I think about the struggle that the weavers went through to create such beautiful patterns and you know they basically used whatever they found for materials for their warp. They found tree limbs and they built looms and they found blankets that they unravelled to get colours and they found bugs and plants to make different colours for their weavings. And it’s just incredible what they came up with — what a beautiful legacy they left behind. What a beautiful gift they gave us.
You just wish you knew who they were and what their names were and what part of the reservation they lived in. It’s such an inspiration. There is so much I can share on inspiration — everything around me, from the smallest leaf as it drops from a tree to the tallest building on a stormy day, from a flame in a fire to the swell of the Irish Sea; the support my family and my team gives me and by the warmth they show, by the accolades and acceptance of your work, by the great results when you experiment with fabrics, colours and weaves, by the epics, the architecture and the Indian culture — everything inspires me. This is my calling.
I put all my hopes and dreams into my work. I put my heart and soul into my work. I look at one of the pieces I have done a long time ago and I know exactly what was happening in my life because the fabric will tell me what was happening to me at that point. You can just see the whole history of my life in my work. When you see my designs and weaving, you see me and what inspires me. And when you see me, you see my designs and weaving. We are one and the same.
Question: Do you think there is an appreciation for Indian fashion in the Western world?
Answer: There is so much press around an appreciation for Indian fashion in the Western world. The use of natural materials is the biggest trend to have emerged over the past five years and it now has a global demand. Western celebrities and non-celebrities alike have always been obsessed with our saris, jewelry, bindis and henna ‘tattoos.’ We have such a selection of weaves, textures, embroideries and textiles — that it’s hard not to fall in love with our fashion.

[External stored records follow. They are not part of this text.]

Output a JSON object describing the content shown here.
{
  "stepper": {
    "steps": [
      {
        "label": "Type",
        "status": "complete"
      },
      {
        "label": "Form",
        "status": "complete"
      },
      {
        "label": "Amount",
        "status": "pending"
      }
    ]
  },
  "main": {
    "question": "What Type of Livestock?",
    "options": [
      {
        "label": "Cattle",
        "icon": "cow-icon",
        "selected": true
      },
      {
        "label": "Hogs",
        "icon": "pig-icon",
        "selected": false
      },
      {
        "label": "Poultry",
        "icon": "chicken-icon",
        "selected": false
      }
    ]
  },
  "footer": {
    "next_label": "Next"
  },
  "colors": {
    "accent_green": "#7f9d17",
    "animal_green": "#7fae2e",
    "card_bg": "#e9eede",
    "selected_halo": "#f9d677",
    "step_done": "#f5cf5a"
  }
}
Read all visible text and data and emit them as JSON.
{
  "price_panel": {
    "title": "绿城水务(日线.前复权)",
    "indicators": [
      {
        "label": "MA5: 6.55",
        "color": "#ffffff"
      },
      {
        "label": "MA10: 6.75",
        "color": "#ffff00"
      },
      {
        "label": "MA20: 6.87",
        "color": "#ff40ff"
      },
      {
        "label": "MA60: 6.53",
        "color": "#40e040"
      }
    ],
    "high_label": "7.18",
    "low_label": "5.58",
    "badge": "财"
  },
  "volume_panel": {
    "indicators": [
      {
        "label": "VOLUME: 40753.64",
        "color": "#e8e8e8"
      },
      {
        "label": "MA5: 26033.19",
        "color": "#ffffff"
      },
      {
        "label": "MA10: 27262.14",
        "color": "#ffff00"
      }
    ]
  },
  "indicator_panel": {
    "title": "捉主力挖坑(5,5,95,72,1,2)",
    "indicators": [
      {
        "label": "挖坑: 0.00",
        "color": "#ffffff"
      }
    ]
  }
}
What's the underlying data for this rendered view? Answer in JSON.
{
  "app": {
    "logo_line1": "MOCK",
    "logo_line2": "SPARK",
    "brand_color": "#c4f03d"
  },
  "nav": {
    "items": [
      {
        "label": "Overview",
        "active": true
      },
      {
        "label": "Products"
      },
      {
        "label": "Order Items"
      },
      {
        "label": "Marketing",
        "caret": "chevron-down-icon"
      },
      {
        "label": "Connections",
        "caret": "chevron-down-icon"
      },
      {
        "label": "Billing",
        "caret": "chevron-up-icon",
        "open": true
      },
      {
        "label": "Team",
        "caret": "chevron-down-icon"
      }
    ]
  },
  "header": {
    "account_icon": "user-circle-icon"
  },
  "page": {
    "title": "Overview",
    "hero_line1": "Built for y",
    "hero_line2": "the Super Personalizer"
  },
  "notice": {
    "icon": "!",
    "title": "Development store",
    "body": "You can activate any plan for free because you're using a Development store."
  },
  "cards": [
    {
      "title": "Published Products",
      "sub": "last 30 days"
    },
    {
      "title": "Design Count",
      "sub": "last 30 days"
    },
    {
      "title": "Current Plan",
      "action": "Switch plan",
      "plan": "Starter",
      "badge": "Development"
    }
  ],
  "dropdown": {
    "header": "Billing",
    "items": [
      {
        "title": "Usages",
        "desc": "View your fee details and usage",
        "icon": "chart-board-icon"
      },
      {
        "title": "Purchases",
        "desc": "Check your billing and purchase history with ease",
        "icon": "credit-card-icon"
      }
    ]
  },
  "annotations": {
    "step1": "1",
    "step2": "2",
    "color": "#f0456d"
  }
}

Today, India has a quite strong foothold in the global fashion industry — be it our designers, textiles or saris. Not only are our designers a hit at international fashion weeks and a go-to for celebrities at red carpet events; our clothes and culture is an inspiration to many designers internationally. Indian designers are striking on the international fashion arena with incomparable, unique age-old treasures of weaves, embroideries, various fabrics and vibrant colours by combining innovation, creativity, unique styles and comfort. Indian fashion’s influence on world runways has finally become prominent enough to be dismissed by even the most fashionably cynical.
The Indian kurti for example, is positively revelling in its global fashion limelight. Even Hermes launched a sari line to try and tap into the Indian market in 2011. I think the world is ready to embrace ‘Brand India.’
Pic: Vancouver Desi